The Lynx opened training camp Sunday with championship aspirations. In other news, water is wet, babies are cute and cotton candy is bad for your teeth.
No duh, right?
The Lynx don’t understand the concept of mediocrity. Not this core group, winners of three WNBA championships and five trips to the Finals in six seasons.
That’s probably the most impressive aspect of sustained excellence by coach Cheryl Reeve and her trusted leaders Lindsay Whalen, Maya Moore, Seimone Augustus and Rebekkah Brunson. Not since joining forces in 2011 has that group displayed an ounce of competitive complacency.
The Lynx are as motivated now as they were in pursuing their first championship, maybe more so because their time together is finite.
“Once you’ve tasted it, you know how it’s supposed to feel,” Moore said. “We don’t want to go back.”
The Lynx are an old team. Players seem to find motivation in hearing that. They are also a prideful group. Joke about AARP cards at your own peril.
“We’re getting tired of coming back here and hearing how old we are,” said Augustus, who turns 33 on Sunday. “I don’t think any of us is trying to outrun Father Time. We’re just trying to dance as slowly as possible with him and enjoy the ride until the music stops.”
In sports, we tend to view a team’s opportunity for success as a “window.” The Lynx’s window has lasted so long it has become a floor-to-ceiling pane. Their core keeps getting older, but they remain at a championship level, physically and more importantly, in ambition.
“Everybody talks about the window closing,” Reeve said. “We took a stick and wedged it to keep the window open.
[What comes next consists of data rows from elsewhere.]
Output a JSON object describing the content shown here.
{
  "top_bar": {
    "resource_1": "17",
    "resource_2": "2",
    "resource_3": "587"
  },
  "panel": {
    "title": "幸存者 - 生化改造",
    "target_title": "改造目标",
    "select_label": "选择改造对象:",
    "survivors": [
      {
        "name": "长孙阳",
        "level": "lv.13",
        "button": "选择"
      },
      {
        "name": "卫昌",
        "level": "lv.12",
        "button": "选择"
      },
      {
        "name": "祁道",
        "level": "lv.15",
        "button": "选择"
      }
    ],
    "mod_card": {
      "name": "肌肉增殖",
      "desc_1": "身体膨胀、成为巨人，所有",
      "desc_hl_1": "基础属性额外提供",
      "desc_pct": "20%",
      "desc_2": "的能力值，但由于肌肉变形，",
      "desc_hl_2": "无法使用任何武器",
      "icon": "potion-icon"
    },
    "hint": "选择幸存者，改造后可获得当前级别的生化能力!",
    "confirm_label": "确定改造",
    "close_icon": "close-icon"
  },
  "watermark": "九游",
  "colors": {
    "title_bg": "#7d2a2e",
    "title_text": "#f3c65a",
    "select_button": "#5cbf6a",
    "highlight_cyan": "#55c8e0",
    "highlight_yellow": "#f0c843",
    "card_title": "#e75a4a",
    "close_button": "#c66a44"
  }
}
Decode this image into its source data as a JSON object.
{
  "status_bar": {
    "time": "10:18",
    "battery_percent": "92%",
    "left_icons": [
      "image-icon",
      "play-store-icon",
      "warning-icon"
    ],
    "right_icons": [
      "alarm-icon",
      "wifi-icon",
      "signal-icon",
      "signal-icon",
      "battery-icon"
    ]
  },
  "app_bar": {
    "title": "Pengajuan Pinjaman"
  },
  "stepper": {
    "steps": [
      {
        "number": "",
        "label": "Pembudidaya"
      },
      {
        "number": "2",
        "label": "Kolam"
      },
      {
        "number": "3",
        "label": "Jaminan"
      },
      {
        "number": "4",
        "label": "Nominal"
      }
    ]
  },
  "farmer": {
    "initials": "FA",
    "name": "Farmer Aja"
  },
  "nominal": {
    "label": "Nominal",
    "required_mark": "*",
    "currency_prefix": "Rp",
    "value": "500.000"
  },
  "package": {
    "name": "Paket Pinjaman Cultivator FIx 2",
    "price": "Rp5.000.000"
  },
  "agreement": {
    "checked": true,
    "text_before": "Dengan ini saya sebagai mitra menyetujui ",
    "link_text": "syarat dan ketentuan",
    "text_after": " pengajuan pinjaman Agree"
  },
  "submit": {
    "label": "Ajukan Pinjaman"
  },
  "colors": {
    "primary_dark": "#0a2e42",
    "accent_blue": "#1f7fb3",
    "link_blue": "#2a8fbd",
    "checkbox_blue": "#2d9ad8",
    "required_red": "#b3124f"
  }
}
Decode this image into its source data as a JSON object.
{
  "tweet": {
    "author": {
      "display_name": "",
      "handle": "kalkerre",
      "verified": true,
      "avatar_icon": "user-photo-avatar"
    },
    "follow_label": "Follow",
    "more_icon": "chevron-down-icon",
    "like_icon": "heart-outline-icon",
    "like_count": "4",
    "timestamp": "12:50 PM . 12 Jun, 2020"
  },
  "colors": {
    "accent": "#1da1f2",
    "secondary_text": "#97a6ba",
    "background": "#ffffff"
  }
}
We’re not letting it close.”
They know it will close eventually, because age is undefeated in sports. But their absence of complacency was evident in decisions by Moore, Whalen and Augustus to forgo playing overseas this offseason. They sacrificed lucrative paydays — Reeve estimates stars can earn between $300,000 and $500,000 overseas — in order to rest their bodies to be fresh for the WNBA season.
That’s how serious they are about prolonging their careers and winning more championships together.
“I’m at a time in my career where I’m still really good and my teammates around me are very good,” Moore said. “I value that. I enjoy being at my best with this group.”
Reeve admits the bull’s-eye on her team gets heavy at times. They have lugged it around since winning their first title in 2011. Reeve recalled a conversation she had with Moore a few seasons ago during a rough stretch.
“Our normal is so high that when we aren’t there, everybody looks at us [negatively],” Moore told Reeve. “We feel responsible to constantly be at that normal.”
They are driven by it, consumed by the challenge of maintaining their normal. Reeve often gives speeches to corporate executives. She stresses the value in recruiting competitive people. Her team is filled with ultra-competitive personalities.
“You’re not going to have to poke them,” Reeve said.
That would be like poking a bear. Teams don’t stay at a championship level for this long without talent and self-motivation. The Lynx’s talent is without question, headlined by Moore, one of the best women’s players in the world.
Talent alone can’t account for their six-year stretch of dominance. Reeve marvels at how angry her players get if they lose in a shooting drill in practice. Nothing other than pride is at stake. That’s not the point. They lost something and that burns them.
The organization has displayed its urgency by supplementing that core group with veteran additions, sometimes at a cost of draft picks. The Lynx added another veteran piece this offseason, forward Plenette Pierson.
The championship-or-bust window remains open after losing a chance to repeat in the final seconds last season.
“I want us to sprint to the finish line,” Reeve said. “I don’t know where the finish line is.”
It’s out there somewhere. The core group isn’t ready to cross it. They are all getting older but are no less driven to win more championships.